A farmer prepares a paddy field for sowing in Biyagama on the outskirts of Colombo on October 21, 2020. (Photo by ISHARA S. KODIKARA/AFP via Getty Images)
KNEE deep in mud and sprinkling rice seeds over two acres of land in Sri Lanka late last month, DM Rupasinghe said he was worried about his crop following a government decision to ban imports of chemical fertilisers.
The ban on chemical fertilisers, as well as pesticides and herbicides, was introduced by president Gotabaya Rajapaksa’s government in May for environmental reasons but it has plunged the sector into a crisis.
Rupasinghe, 57, said the government had told farmers to switch to organic farming but he said that was difficult and expensive. Instead, many farmers were just planting less rather than risking investing the resources in planting when they weren’t sure of the outcome.
“The government should have talked to farmers before introducing this policy,” Rupasinghe said. “Organic is harder, more labour intensive and more expensive. Everyone is so confused.”
“So we decided to plant a small quantity of seed paddy and wait,” he said.
That reduced planting is being repeated across the island and could bring down Sri Lanka’s annual paddy yield by about 40 per cent, according to a prominent agricultural economist and a farmers’ association.
Normally some two million Sri Lankan farmers cultivate about 700,000 hectares of paddy between October and March.
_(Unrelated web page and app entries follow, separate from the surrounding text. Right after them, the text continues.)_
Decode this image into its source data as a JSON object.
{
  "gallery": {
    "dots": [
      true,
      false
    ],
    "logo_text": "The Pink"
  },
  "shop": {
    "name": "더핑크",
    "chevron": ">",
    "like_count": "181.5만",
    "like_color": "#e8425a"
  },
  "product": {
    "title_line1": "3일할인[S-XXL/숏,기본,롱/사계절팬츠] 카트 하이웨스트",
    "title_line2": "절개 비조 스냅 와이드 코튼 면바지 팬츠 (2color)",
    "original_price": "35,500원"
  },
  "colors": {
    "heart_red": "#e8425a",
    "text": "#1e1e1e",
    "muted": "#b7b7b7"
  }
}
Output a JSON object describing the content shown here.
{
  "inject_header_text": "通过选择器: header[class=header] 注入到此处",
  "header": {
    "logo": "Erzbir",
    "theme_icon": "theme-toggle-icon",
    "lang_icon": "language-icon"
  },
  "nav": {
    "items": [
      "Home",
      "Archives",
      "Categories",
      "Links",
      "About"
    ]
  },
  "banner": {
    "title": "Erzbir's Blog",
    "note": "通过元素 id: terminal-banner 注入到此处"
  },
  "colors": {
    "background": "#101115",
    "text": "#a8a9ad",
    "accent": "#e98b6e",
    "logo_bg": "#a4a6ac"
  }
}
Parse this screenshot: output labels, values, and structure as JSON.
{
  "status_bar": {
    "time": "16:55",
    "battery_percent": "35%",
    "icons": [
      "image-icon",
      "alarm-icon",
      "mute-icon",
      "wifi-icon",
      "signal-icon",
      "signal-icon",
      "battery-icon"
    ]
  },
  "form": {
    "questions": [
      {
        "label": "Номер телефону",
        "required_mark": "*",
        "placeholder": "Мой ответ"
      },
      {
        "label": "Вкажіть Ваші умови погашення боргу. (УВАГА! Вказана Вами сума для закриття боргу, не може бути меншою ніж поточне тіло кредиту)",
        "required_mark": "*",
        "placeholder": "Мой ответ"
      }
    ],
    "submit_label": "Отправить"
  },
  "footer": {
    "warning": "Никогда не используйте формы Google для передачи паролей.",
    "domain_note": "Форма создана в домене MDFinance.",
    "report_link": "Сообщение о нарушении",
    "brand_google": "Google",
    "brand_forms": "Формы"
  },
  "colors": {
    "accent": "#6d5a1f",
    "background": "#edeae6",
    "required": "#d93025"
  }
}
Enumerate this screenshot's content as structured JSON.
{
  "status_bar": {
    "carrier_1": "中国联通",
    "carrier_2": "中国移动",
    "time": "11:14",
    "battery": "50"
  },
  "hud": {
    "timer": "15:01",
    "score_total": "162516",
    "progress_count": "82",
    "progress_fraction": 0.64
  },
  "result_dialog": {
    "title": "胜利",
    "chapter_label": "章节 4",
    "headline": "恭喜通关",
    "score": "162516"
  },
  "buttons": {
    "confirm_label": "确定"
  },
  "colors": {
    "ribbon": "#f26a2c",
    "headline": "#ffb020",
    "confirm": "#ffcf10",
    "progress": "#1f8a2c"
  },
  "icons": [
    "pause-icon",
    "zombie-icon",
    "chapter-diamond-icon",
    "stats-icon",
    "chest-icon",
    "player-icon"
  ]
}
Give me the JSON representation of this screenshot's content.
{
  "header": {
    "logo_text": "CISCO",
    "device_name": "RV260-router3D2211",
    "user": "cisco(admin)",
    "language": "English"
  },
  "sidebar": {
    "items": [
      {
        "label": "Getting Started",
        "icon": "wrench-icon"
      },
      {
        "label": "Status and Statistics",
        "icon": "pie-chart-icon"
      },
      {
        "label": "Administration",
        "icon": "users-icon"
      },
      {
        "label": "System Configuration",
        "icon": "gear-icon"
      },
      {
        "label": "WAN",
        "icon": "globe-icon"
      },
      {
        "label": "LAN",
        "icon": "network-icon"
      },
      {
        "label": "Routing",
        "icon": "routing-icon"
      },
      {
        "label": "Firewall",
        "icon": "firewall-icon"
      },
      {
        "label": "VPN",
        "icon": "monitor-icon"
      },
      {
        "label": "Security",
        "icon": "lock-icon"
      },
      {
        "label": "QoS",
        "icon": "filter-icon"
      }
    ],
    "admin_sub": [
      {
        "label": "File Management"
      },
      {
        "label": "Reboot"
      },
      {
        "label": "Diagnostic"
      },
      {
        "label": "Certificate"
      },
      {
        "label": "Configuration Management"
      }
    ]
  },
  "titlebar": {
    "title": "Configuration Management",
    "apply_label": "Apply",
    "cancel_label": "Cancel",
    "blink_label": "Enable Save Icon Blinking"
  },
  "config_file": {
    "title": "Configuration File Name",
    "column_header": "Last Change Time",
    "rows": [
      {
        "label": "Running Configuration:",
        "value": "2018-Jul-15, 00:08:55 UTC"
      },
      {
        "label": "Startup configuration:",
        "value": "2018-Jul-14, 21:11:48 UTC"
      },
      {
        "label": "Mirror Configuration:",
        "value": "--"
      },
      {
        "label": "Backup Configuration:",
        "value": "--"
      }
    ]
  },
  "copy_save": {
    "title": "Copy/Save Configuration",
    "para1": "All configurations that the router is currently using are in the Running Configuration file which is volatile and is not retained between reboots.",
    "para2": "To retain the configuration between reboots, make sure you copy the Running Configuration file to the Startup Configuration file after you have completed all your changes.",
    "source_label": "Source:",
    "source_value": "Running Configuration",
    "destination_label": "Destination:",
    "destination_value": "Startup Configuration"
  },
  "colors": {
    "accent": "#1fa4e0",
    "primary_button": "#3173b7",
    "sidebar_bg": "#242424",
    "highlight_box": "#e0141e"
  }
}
Nearly two-thirds of the country’s 22 million people are dependent on agriculture, which accounts for seven per cent of its $80 billion (£59 bn) gross domestic product (GDP).
Jeevika Weerahewa, an agricultural economist at Sri Lanka’s Peradeniya University, said paddy output could fall by as much as 43 per cent but it was not just paddy that would be hit by the ban.
“It will affect key exports like rubber, coconut and tea exports, with the latter expected to reduce 40 per cent,” Weerahewa said.
“The worst impact will be on the poor.”
The government has said the ban was part of efforts to promote healthier agricultural practices and make farming more sustainable.
“The challenge facing us now is to use modern scientific techniques and practices to enhance agricultural production without causing environmental degradation,” Rajapaksa said at the COP26 UN climate conference this month.
Farmers have staged protest marches and burnt effigies of the agriculture minister, calling for a resumption of chemical fertiliser imports.
In response, the government has imported limited amounts of potassium chloride and liquid nano nitrogen bottles – both used during the rice-growing season – from India since October.
Namal Karunaratne of the All Ceylon Farmers Federation, the country’s largest farmers group that is associated with an opposition party, said the government had failed to provide an alternative to chemical fertilisers.
“Many farmers have decided not to cultivate paddy fearing financial losses,” Karunaratne said.
Agriculture secretary Udith K Jayasinghe said the government would compensate farmers for any crop losses, despite a ballooning budget deficit.
“Plans are being made to purchase the harvest at higher prices, thereby eliminating any negative impact the farmers may face,” he said.
In a letter to Rajapakse earlier in the year, the Sri Lanka Agricultural Economics Association said a reduction in average agricultural productivity by 20 per cent could cause a 3.05 per cent decrease in GDP.
Mohideen Ismail, chairman of the Kadayanthalawa Farmers Association in the major paddy-growing district of Ampara, said that farmers were not against a switch to organic fertilisers.
“But they are worried it is happening too quickly, without inputs and proper awareness,” he told Reuters. “This policy should have been implemented across multiple seasons.”